In Pearl, the narrator weeps and grieves, "fordolked of luf-daun gere":

Bifore j?at spot my honde I spenned
For care ful colde }?at to me ca3t;
A deuely dele in my hert denned,
Pa3 resoun sette myseluen sa3t.
I playned my perle )?at \>er wa3t spenned
Wyth fyrce skylle3 J?at faste fa3t;
Pa3 kynde of Kryst me comfort kenned,
My wreched wylle in wo ay wra3te.44

Chaucer's narrators also suffer anxiety, the best of example being that of the narrator of the Book of the Duchess (the case of the Hous of Fame will be discussed a bit later):
I have gret wonder, be this lyght, How that I lyve, for day ne nyght I may nat slepe wel nygh noght; I have so many an ydel thoght, Purely for defaute of slep,


MEDIEVAL DREAM AUTHORITIES That, by my trouthe, I take no kep Of nothing, how hyt cometh or gooth, Ne me nys nothyng leef not looth. (lines 1-8)

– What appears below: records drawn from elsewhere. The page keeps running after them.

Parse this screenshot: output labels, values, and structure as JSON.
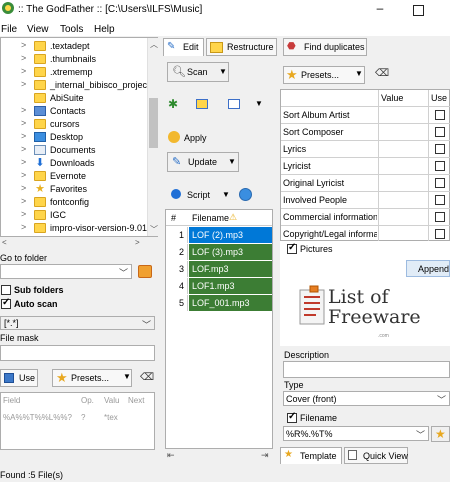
{
  "window": {
    "title": ":: The GodFather ::  [C:\\Users\\ILFS\\Music]",
    "minimize": "–"
  },
  "menu": [
    "File",
    "View",
    "Tools",
    "Help"
  ],
  "tree": {
    "items": [
      {
        "label": ".textadept",
        "icon": "folder-icon"
      },
      {
        "label": ".thumbnails",
        "icon": "folder-icon"
      },
      {
        "label": ".xtrememp",
        "icon": "folder-icon"
      },
      {
        "label": "_internal_bibisco_projec",
        "icon": "folder-icon"
      },
      {
        "label": "AbiSuite",
        "icon": "folder-icon"
      },
      {
        "label": "Contacts",
        "icon": "contacts-icon"
      },
      {
        "label": "cursors",
        "icon": "folder-icon"
      },
      {
        "label": "Desktop",
        "icon": "desktop-icon"
      },
      {
        "label": "Documents",
        "icon": "documents-icon"
      },
      {
        "label": "Downloads",
        "icon": "downloads-icon"
      },
      {
        "label": "Evernote",
        "icon": "folder-icon"
      },
      {
        "label": "Favorites",
        "icon": "favorites-icon"
      },
      {
        "label": "fontconfig",
        "icon": "folder-icon"
      },
      {
        "label": "IGC",
        "icon": "folder-icon"
      },
      {
        "label": "impro-visor-version-9.01",
        "icon": "folder-icon"
      }
    ]
  },
  "left": {
    "go_to_folder_label": "Go to folder",
    "go_to_folder_value": "",
    "sub_folders_label": "Sub folders",
    "sub_folders_checked": false,
    "auto_scan_label": "Auto scan",
    "auto_scan_checked": true,
    "file_mask_combo": "[*.*]",
    "file_mask_label": "File mask",
    "file_mask_value": "",
    "use_label": "Use",
    "presets_label": "Presets...",
    "grid_headers": [
      "Field",
      "Op.",
      "Valu",
      "Next"
    ],
    "grid_row": [
      "%A%%T%%L%%?",
      "?",
      "*tex",
      ""
    ]
  },
  "status": "Found :5 File(s)",
  "tabs": {
    "edit": "Edit",
    "restructure": "Restructure",
    "find_duplicates": "Find duplicates"
  },
  "tools": {
    "scan": "Scan",
    "apply": "Apply",
    "update": "Update",
    "script": "Script"
  },
  "files": {
    "headers": [
      "#",
      "Filename"
    ],
    "rows": [
      {
        "num": "1",
        "name": "LOF (2).mp3",
        "selected": true
      },
      {
        "num": "2",
        "name": "LOF (3).mp3",
        "selected": false
      },
      {
        "num": "3",
        "name": "LOF.mp3",
        "selected": false
      },
      {
        "num": "4",
        "name": "LOF1.mp3",
        "selected": false
      },
      {
        "num": "5",
        "name": "LOF_001.mp3",
        "selected": false
      }
    ]
  },
  "tags": {
    "presets_label": "Presets...",
    "headers": [
      "Value",
      "Use"
    ],
    "rows": [
      "Sort Album Artist",
      "Sort Composer",
      "Lyrics",
      "Lyricist",
      "Original Lyricist",
      "Involved People",
      "Commercial information",
      "Copyright/Legal informa"
    ]
  },
  "pictures": {
    "label": "Pictures",
    "checked": true,
    "append_label": "Append",
    "logo_main": "List of",
    "logo_second": "Freeware",
    "logo_sub": ".com",
    "description_label": "Description",
    "description_value": "",
    "type_label": "Type",
    "type_value": "Cover (front)",
    "filename_label": "Filename",
    "filename_checked": true,
    "filename_value": "%R%.%T%"
  },
  "bottom_tabs": {
    "template": "Template",
    "quick_view": "Quick View"
  },
  "colors": {
    "selected_row": "#0078d7",
    "file_row": "#3c7d34",
    "tab_blue": "#0078d7",
    "append_bg": "#e1ecf7"
  }
}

This strikingly consistent feature of dream vision prologues is pow erful evidence that the dreams reported in poems are meant to be seen symptomatically as insomnia or everyday somatic dreams. Even given the careful arguments of Bloomfield, Koonce, Newman, and othersthat some or all of these poems represent fictive som nia or visiones or oraculait is difficult to overcome the simple fact of their dreamers' discomfiture in the light of passages like this from Macrobius: est enim evvnviov quotiens cura oppressi animi corporisve sive fortu nae, qualis vigilantem fatigaverat, talem se ingerit dormienti: animi, si amator deliciis suis aut fruentem se videat aut carentem, . . . Nightmares may be caused by mental or physical distress, or anxiety about the future: the patient experiences in dreams vexations similar to those that disturb him during the day. As examples of the mental variety, we might mention the dream of the lover who dreams of possessing his sweetheart or of losing her, . . ,45

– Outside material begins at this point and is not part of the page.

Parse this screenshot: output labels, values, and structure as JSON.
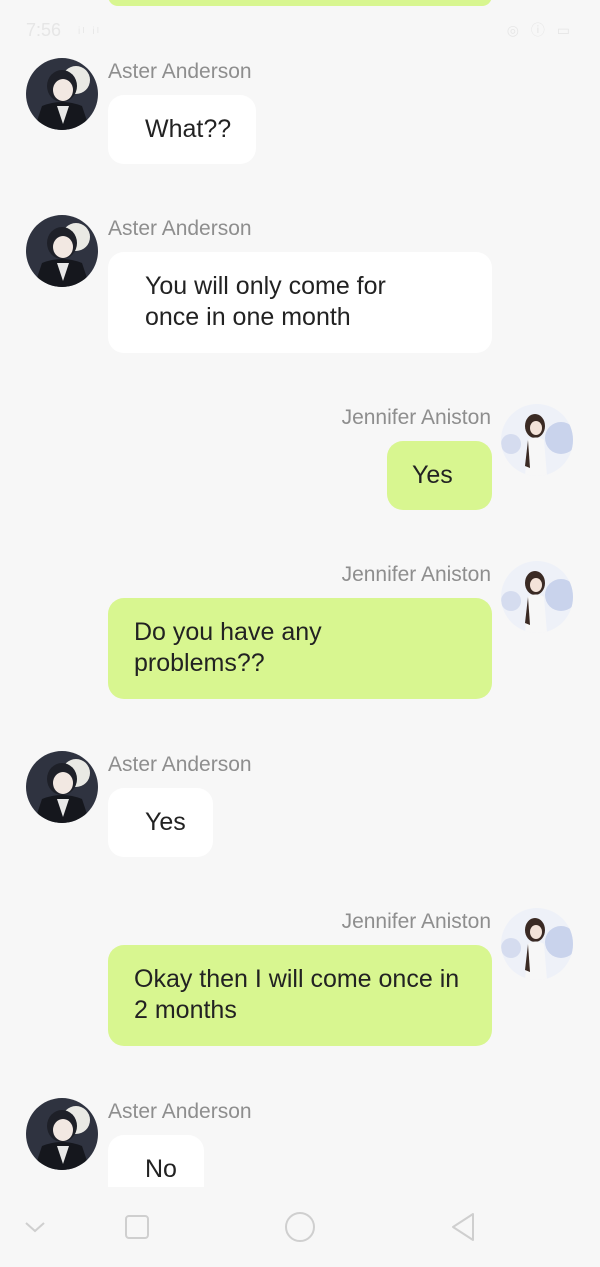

Thus, the dream vision is, considering symptoms or external indica tors, clearly an ins omnium, a somatic dream in which "the patient experiences vexations" traceable to the sketchy but always sufficient details which we know of the dreamer's life. The content of such dreams is never described by medieval oneiromancerswhat pur pose would it serve?but we may assume that Macrobean insomnia would be full of alien and enigmatic images or figmenta recogniz able and comprehensible only to the dreamer. And that is precisely the point, precisely the place where the dream vision breaks loose from the twin dream taxonomies we have been examining: the poems always record experiences that are never finally alien or incomprehensible: the Roman de la Rose and Pearl come to deal realistically with universal verities like love and the desire for life after death; Piers Plowman confronts the social, political, and religious corruption of fourteenth century England; the


Book of the Duchess speaks to all who mourn Blanche of Lancaster and all others who must someday mourn someone. In short, while the poems undeniably fit the external description of the insignifi cant insomnium, they fit with equal ease the internal or formal fea tures of the visio, the oraculum, and especially the s omnium: intrin sically and spiritually, the dream vision is a revelation, for, like the Somnium Scipionis, its content is worthy, its truth universal. This means that the late medieval dream vision is a consciously constructed anomaly which deconstructs the literary and scientific dream taxonomies by occupying the impossible space between the pathological and the divine, the somatic and the significant. It draws its unique energy and vitality from this deconstruction for, if it were merely a fictive revelation (not somatic), it would then be simply a fictive pronouncement of truth; and if it were merely a somatic dream (not significant), then it would be self-admittedly irrelevant. Thus it is both and neither: the dream vision is the impossible rec ord of one whose life and whose dreams are just like ours, whose dream in the course of its narration becomes ours, a self-conscious fiction that announces and celebrates its fictionality, thereby attain ing a higher "rhetorical" truth. The examination of these new contradictions, of truth in fiction and of the rectitude of the mind's own images, is the subject of the next chapter. We conclude this discussion and preview that next, however, by recalling Rhabanus Maurus: "Who can be cleansed by filth? And who can learn the truth from a liar?" Who indeed?